DUSTMANN, C. (1995). Savings Behavior of Migrant Workers - A Life Cycle Analysis. Zeitschrift fuer Wirtschafts-und Sozialwissenschaften, 4, 511-533

DUSTMANN, C. and Weiss, Y. (2007). Return Migration: Theory and Empirical Evidence from the UK. British Journal of Industrial Relations, 45: 236-256 [doi:10.1111/j.1467-8543.2007.00613.x]

FRIEDBERG, R. M. (2000). You can't take it with you? Immigrant Assimilation and the Portability of Human Capital. Journal of Labor Economics, 18(2): 221-251 [doi:10.1086/209957]

GARCÍA-DÍAZ C. and Moreno-Monroy A.I. (2012). Social influence, agent heterogeneity and the emergence of the urban informal sector. Physica A 391(4): 1563-1574 [doi:10.1016/j.physa.2011.08.057]

GLYTSOS, N. P. (1988). Remittances and Temporary Migration: A Theoretical Model and its Testing with the Greek-German Experience. Weltwirtschaftliches Archiv, 124: 524-549 [doi:10.1007/BF02708664]

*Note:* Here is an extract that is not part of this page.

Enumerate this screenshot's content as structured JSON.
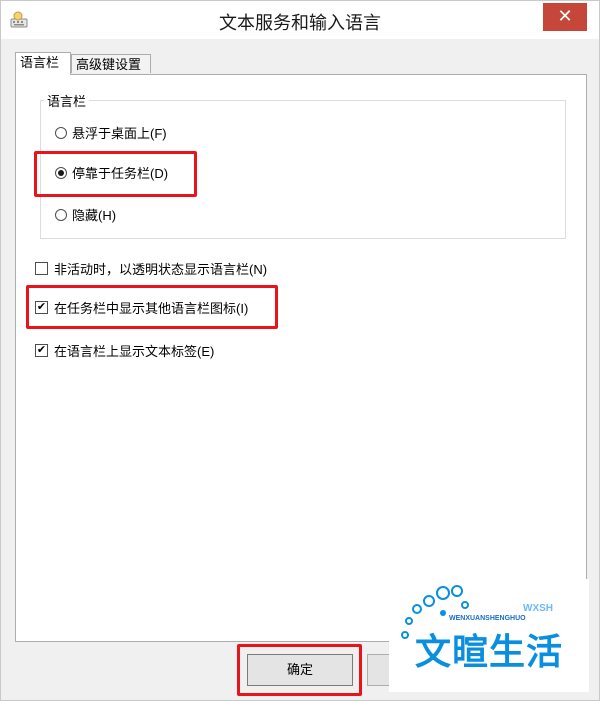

HAQUE, N. U. and Kim, S. (1995). Human capital flight: impact of migration on income and growth. IMF Staff Papers, 42(3): 577-607 [doi:10.2307/3867533]

KWOK, V. and Leland, H. (1982). An Economic Model of the Brain Drain. American Economic Review, 72: 91-100

LUCAS, R. (1988). On the Mechanics of Economic Development. Journal of Monetary Economics, 22, 3-42 [doi:10.1016/0304-3932(88)90168-7]

LUCAS, R. (2004). International migration regimes and economic development. Report for the Expert Group on Development Issues (EGDI), Swedish Ministry of Foreign Affairs

MAYR, K. and Peri, G. (2008). Return Migration as Channel for Brain Gain. CReAM DP. 04/08

PALDAM, M. (2000). Social Capital: One or Many? Definition and Measurement. Journal of Economic Surveys 14 (5): 629-653 [doi:10.1111/1467-6419.00127]

PORTES, A. (1998). Social capital: Its Origins and Applications in Modern Sociology. Annual Review of Sociology , 24: 1-24 [doi:10.1146/annurev.soc.24.1.1]

POUTVAARA, P. (2004). Public education in an integrated Europe. Studying to migrate and teaching to stay. CESifo Working Paper, n. 1369

SILVEIRA J.J., Espìndola A.L. and Penna T. (2006). Agent-based model to rural-urban migration analysis. Physica A 364, pp. 445-456. [doi:10.1016/j.physa.2005.08.055]